Task:
For the string "placeholder", search the entries below and copy every line where it appears.

Records for the task:
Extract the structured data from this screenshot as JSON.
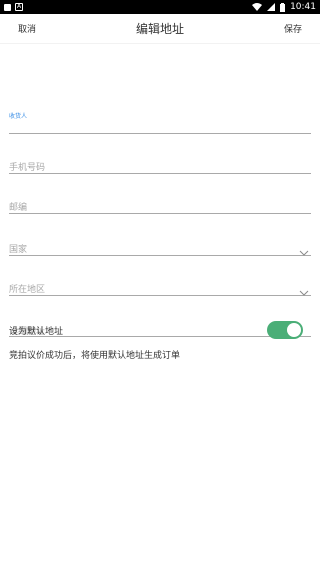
{
  "status_bar": {
    "time": "10:41",
    "icons": [
      "notification-square-icon",
      "a-box-icon",
      "wifi-icon",
      "signal-icon",
      "battery-icon"
    ]
  },
  "nav": {
    "cancel_label": "取消",
    "title": "编辑地址",
    "save_label": "保存"
  },
  "form": {
    "recipient": {
      "label": "收货人",
      "value": ""
    },
    "phone": {
      "placeholder": "手机号码",
      "value": ""
    },
    "postcode": {
      "placeholder": "邮编",
      "value": ""
    },
    "country": {
      "placeholder": "国家",
      "value": "",
      "icon": "chevron-down-icon"
    },
    "region": {
      "placeholder": "所在地区",
      "value": "",
      "icon": "chevron-down-icon"
    },
    "address": {
      "placeholder": "详细地址",
      "value": ""
    }
  },
  "default_address": {
    "label": "设为默认地址",
    "enabled": true
  },
  "note": "竞拍议价成功后，将使用默认地址生成订单",
  "colors": {
    "accent_blue": "#3a8ee6",
    "toggle_on": "#4aae77",
    "status_bar": "#000000"
  }
}
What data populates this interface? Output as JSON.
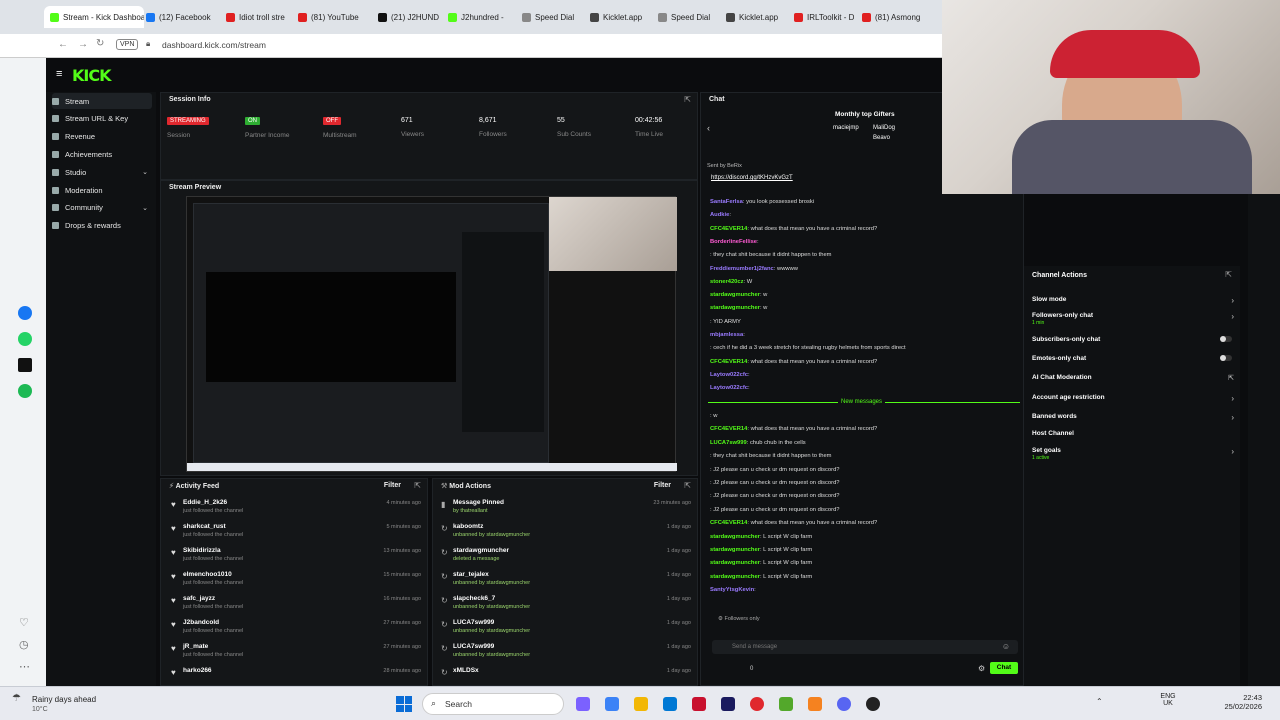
{
  "browser": {
    "tabs": [
      {
        "label": "Stream - Kick Dashboa",
        "color": "#53fc18"
      },
      {
        "label": "(12) Facebook",
        "color": "#1877f2"
      },
      {
        "label": "Idiot troll stre",
        "color": "#e02020"
      },
      {
        "label": "(81) YouTube",
        "color": "#e02020"
      },
      {
        "label": "(21) J2HUND",
        "color": "#111111"
      },
      {
        "label": "J2hundred - ",
        "color": "#53fc18"
      },
      {
        "label": "Speed Dial",
        "color": "#888888"
      },
      {
        "label": "Kicklet.app",
        "color": "#444444"
      },
      {
        "label": "Speed Dial",
        "color": "#888888"
      },
      {
        "label": "Kicklet.app",
        "color": "#444444"
      },
      {
        "label": "IRLToolkit - D",
        "color": "#e02020"
      },
      {
        "label": "(81) Asmong",
        "color": "#e02020"
      }
    ],
    "url": "dashboard.kick.com/stream",
    "vpn": "VPN"
  },
  "logo": "KICK",
  "nav": {
    "items": [
      {
        "label": "Stream",
        "chev": ""
      },
      {
        "label": "Stream URL & Key",
        "chev": ""
      },
      {
        "label": "Revenue",
        "chev": ""
      },
      {
        "label": "Achievements",
        "chev": ""
      },
      {
        "label": "Studio",
        "chev": "⌄"
      },
      {
        "label": "Moderation",
        "chev": ""
      },
      {
        "label": "Community",
        "chev": "⌄"
      },
      {
        "label": "Drops & rewards",
        "chev": ""
      }
    ]
  },
  "session": {
    "title": "Session Info",
    "stats": [
      {
        "value": "STREAMING",
        "label": "Session",
        "badge": "#e0282e"
      },
      {
        "value": "ON",
        "label": "Partner Income",
        "badge": "#2eae32"
      },
      {
        "value": "OFF",
        "label": "Multistream",
        "badge": "#e0282e"
      },
      {
        "value": "671",
        "label": "Viewers",
        "badge": ""
      },
      {
        "value": "8,671",
        "label": "Followers",
        "badge": ""
      },
      {
        "value": "55",
        "label": "Sub Counts",
        "badge": ""
      },
      {
        "value": "00:42:56",
        "label": "Time Live",
        "badge": ""
      }
    ]
  },
  "preview": {
    "title": "Stream Preview"
  },
  "activity": {
    "title": "Activity Feed",
    "filter": "Filter",
    "items": [
      {
        "name": "Eddie_H_2k26",
        "sub": "just followed the channel",
        "time": "4 minutes ago"
      },
      {
        "name": "sharkcat_rust",
        "sub": "just followed the channel",
        "time": "5 minutes ago"
      },
      {
        "name": "Skibidirizzla",
        "sub": "just followed the channel",
        "time": "13 minutes ago"
      },
      {
        "name": "elmenchoo1010",
        "sub": "just followed the channel",
        "time": "15 minutes ago"
      },
      {
        "name": "safc_jayzz",
        "sub": "just followed the channel",
        "time": "16 minutes ago"
      },
      {
        "name": "J2bandcold",
        "sub": "just followed the channel",
        "time": "27 minutes ago"
      },
      {
        "name": "jR_mate",
        "sub": "just followed the channel",
        "time": "27 minutes ago"
      },
      {
        "name": "harko266",
        "sub": "",
        "time": "28 minutes ago"
      }
    ]
  },
  "modactions": {
    "title": "Mod Actions",
    "filter": "Filter",
    "items": [
      {
        "name": "Message Pinned",
        "sub": "by thatreallant",
        "time": "23 minutes ago"
      },
      {
        "name": "kaboomtz",
        "sub": "unbanned by stardawgmuncher",
        "time": "1 day ago"
      },
      {
        "name": "stardawgmuncher",
        "sub": "deleted a message",
        "time": "1 day ago"
      },
      {
        "name": "star_tejalex",
        "sub": "unbanned by stardawgmuncher",
        "time": "1 day ago"
      },
      {
        "name": "slapcheck6_7",
        "sub": "unbanned by stardawgmuncher",
        "time": "1 day ago"
      },
      {
        "name": "LUCA7sw999",
        "sub": "unbanned by stardawgmuncher",
        "time": "1 day ago"
      },
      {
        "name": "LUCA7sw999",
        "sub": "unbanned by stardawgmuncher",
        "time": "1 day ago"
      },
      {
        "name": "xMLDSx",
        "sub": "",
        "time": "1 day ago"
      }
    ]
  },
  "chat": {
    "title": "Chat",
    "gifters_title": "Monthly top Gifters",
    "gifters": [
      "maciejmp",
      "MaliDog",
      "Beavo"
    ],
    "pinned_by": "Sent by BeRix",
    "pinned_link": "https://discord.gg/tKHzvKvGzT",
    "messages": [
      {
        "user": "SantaFerlsa",
        "text": ": you look possessed broski",
        "cls": "u3"
      },
      {
        "user": "Audkie",
        "text": ":",
        "cls": "u3"
      },
      {
        "user": "CFC4EVER14",
        "text": ": what does that mean you have a criminal record?",
        "cls": "u1"
      },
      {
        "user": "BorderlineFellise",
        "text": ":",
        "cls": "u2"
      },
      {
        "user": "",
        "text": ": they chat shit because it didnt happen to them",
        "cls": "u4"
      },
      {
        "user": "Freddiemumber1j2fanc",
        "text": ": wwwww",
        "cls": "u3"
      },
      {
        "user": "stoner420cz",
        "text": ": W",
        "cls": "u1"
      },
      {
        "user": "stardawgmuncher",
        "text": ": w",
        "cls": "u1"
      },
      {
        "user": "stardawgmuncher",
        "text": ": w",
        "cls": "u1"
      },
      {
        "user": "",
        "text": ": YID ARMY",
        "cls": "u4"
      },
      {
        "user": "mbjamlessa",
        "text": ":",
        "cls": "u3"
      },
      {
        "user": "",
        "text": ": cech if he did a 3 week stretch for stealing rugby helmets from sports direct",
        "cls": "u4"
      },
      {
        "user": "CFC4EVER14",
        "text": ": what does that mean you have a criminal record?",
        "cls": "u1"
      },
      {
        "user": "Laytow022cfc",
        "text": ":",
        "cls": "u3"
      },
      {
        "user": "Laytow022cfc",
        "text": ":",
        "cls": "u3"
      }
    ],
    "new_messages": "New messages",
    "messages2": [
      {
        "user": "",
        "text": ": w",
        "cls": "u4"
      },
      {
        "user": "CFC4EVER14",
        "text": ": what does that mean you have a criminal record?",
        "cls": "u1"
      },
      {
        "user": "LUCA7sw999",
        "text": ": chub chub in the cells",
        "cls": "u1"
      },
      {
        "user": "",
        "text": ": they chat shit because it didnt happen to them",
        "cls": "u4"
      },
      {
        "user": "",
        "text": ": J2 please can u check ur dm request on discord?",
        "cls": "u4"
      },
      {
        "user": "",
        "text": ": J2 please can u check ur dm request on discord?",
        "cls": "u4"
      },
      {
        "user": "",
        "text": ": J2 please can u check ur dm request on discord?",
        "cls": "u4"
      },
      {
        "user": "",
        "text": ": J2 please can u check ur dm request on discord?",
        "cls": "u4"
      },
      {
        "user": "CFC4EVER14",
        "text": ": what does that mean you have a criminal record?",
        "cls": "u1"
      },
      {
        "user": "stardawgmuncher",
        "text": ": L script W clip farm",
        "cls": "u1"
      },
      {
        "user": "stardawgmuncher",
        "text": ": L script W clip farm",
        "cls": "u1"
      },
      {
        "user": "stardawgmuncher",
        "text": ": L script W clip farm",
        "cls": "u1"
      },
      {
        "user": "stardawgmuncher",
        "text": ": L script W clip farm",
        "cls": "u1"
      },
      {
        "user": "SantyYtsgKevin",
        "text": ":",
        "cls": "u3"
      }
    ],
    "followers_only": "Followers only",
    "placeholder": "Send a message",
    "count": "0",
    "send": "Chat"
  },
  "channel_actions": {
    "title": "Channel Actions",
    "items": [
      {
        "label": "Slow mode",
        "sub": "",
        "control": "chev"
      },
      {
        "label": "Followers-only chat",
        "sub": "1 min",
        "control": "chev"
      },
      {
        "label": "Subscribers-only chat",
        "sub": "",
        "control": "toggle"
      },
      {
        "label": "Emotes-only chat",
        "sub": "",
        "control": "toggle"
      },
      {
        "label": "AI Chat Moderation",
        "sub": "",
        "control": "ext"
      },
      {
        "label": "Account age restriction",
        "sub": "",
        "control": "chev"
      },
      {
        "label": "Banned words",
        "sub": "",
        "control": "chev"
      },
      {
        "label": "Host Channel",
        "sub": "",
        "control": ""
      },
      {
        "label": "Set goals",
        "sub": "1 active",
        "control": "chev"
      }
    ]
  },
  "taskbar": {
    "weather": "Rainy days ahead",
    "temp": "10°C",
    "search": "Search",
    "lang": "ENG",
    "region": "UK",
    "time": "22:43",
    "date": "25/02/2026"
  }
}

Expected answer:
      "placeholder": "手机号码",
      "placeholder": "邮编",
      "placeholder": "国家",
      "placeholder": "所在地区",
      "placeholder": "详细地址",
    "placeholder": "Send a message",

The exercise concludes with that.